The Miis are avatars used in the Wii, Nintendo DS, Nintendo 3DS, Wii U and Nintendo Switch titles. They come with more than 10,000+ possible combos to make.



Miis took a long path to be finalized.

Make Someone You Know project's start

The Miis first originated on the Famicon. After the Famicon Disk System was released in Japan, Miyamoto had the idea of a game to make faces. Nicknamed as "Make Someone You Know project" game, it also came with a "Scenario Disk" to use them. Reviews were critical, as people didn't think it was a game, and was more of an art tool.

Mario Artist: Talent Studio

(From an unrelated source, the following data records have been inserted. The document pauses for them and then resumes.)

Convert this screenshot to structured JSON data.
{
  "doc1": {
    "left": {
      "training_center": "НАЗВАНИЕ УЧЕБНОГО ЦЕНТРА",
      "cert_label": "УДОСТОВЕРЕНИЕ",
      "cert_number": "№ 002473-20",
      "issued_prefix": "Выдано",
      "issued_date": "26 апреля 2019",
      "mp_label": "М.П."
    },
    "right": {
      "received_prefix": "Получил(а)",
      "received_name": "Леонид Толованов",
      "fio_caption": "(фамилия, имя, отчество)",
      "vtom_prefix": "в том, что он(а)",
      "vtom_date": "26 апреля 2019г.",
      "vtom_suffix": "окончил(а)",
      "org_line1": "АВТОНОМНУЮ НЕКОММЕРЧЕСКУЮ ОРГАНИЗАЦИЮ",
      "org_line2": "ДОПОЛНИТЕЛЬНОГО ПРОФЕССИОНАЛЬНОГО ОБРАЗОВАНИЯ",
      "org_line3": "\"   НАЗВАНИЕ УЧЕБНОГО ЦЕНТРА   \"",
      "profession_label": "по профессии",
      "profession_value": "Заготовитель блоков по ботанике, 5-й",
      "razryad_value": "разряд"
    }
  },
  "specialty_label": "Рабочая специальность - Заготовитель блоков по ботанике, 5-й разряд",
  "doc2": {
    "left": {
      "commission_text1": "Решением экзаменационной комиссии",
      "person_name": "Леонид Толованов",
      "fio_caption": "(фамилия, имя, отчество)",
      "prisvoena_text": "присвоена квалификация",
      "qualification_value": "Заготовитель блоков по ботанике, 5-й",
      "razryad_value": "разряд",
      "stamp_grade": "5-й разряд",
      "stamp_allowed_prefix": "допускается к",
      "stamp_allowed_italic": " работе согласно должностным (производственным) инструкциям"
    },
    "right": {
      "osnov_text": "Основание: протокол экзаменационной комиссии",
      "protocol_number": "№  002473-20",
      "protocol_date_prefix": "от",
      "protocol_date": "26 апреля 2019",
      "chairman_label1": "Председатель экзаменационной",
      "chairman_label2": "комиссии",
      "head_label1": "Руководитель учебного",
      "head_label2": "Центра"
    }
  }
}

Then, they travelled to the Nintendo 64 in 1999, at the release of the N64 Disc Drive, Miyamoto had the idea to make sequels to Mario Paint, a game for the SNES, known as Mario Artist. There were 3 games released - Mario Artist: Paint Studio, Mario Artist: Polygon Studio and Mario Artist: Talent Studio. Talent Studio was based off Make Someone You Know, and just like it, you could make faces and insert them into scenarios. Mario Artist was released, but the game and the N64 Disc Drive alone had low sales. Still, employees didn't think it was much of a game.

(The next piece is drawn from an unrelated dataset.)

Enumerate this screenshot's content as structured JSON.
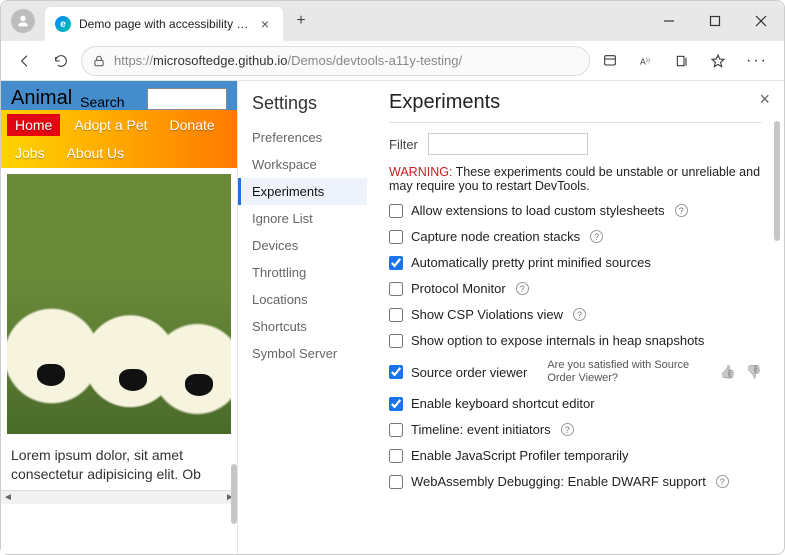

Stage Debut

The GameCube and GameBoy Advance were now getting 3 new accessories - the GameBoy Pak, the e-Readers, and the i-Cam. Miyamoto's idea was getting new life - a game where you can have your face on a GameCube game. People doubted it could be a full-on game, so it was also scrapped.

Hope for the Best

In 2005 to 2006, the Wii was being planned. Miyamoto got his last hope of a personalised experience for characters. The reason they failed is that they were a bit too complicated and needed too much accesories. Around this time, Miis were more like Kokeshi dolls, and would be simple. At another part of Nintendo, other devs were designing Miis on a DS game, but, they thought the parts needed to be resizable and repositionable, to make Miis of other people like Sakamoto. Sakamoto passed it onto Iwata, who then passed it onto Miyamoto who loved the idea, and joined Sakamoto's side, Nintendo EAD. After a few bits of tweaking, the Mii Channel and the Miis alone were ready.

Games using Miis

See Miis/Games.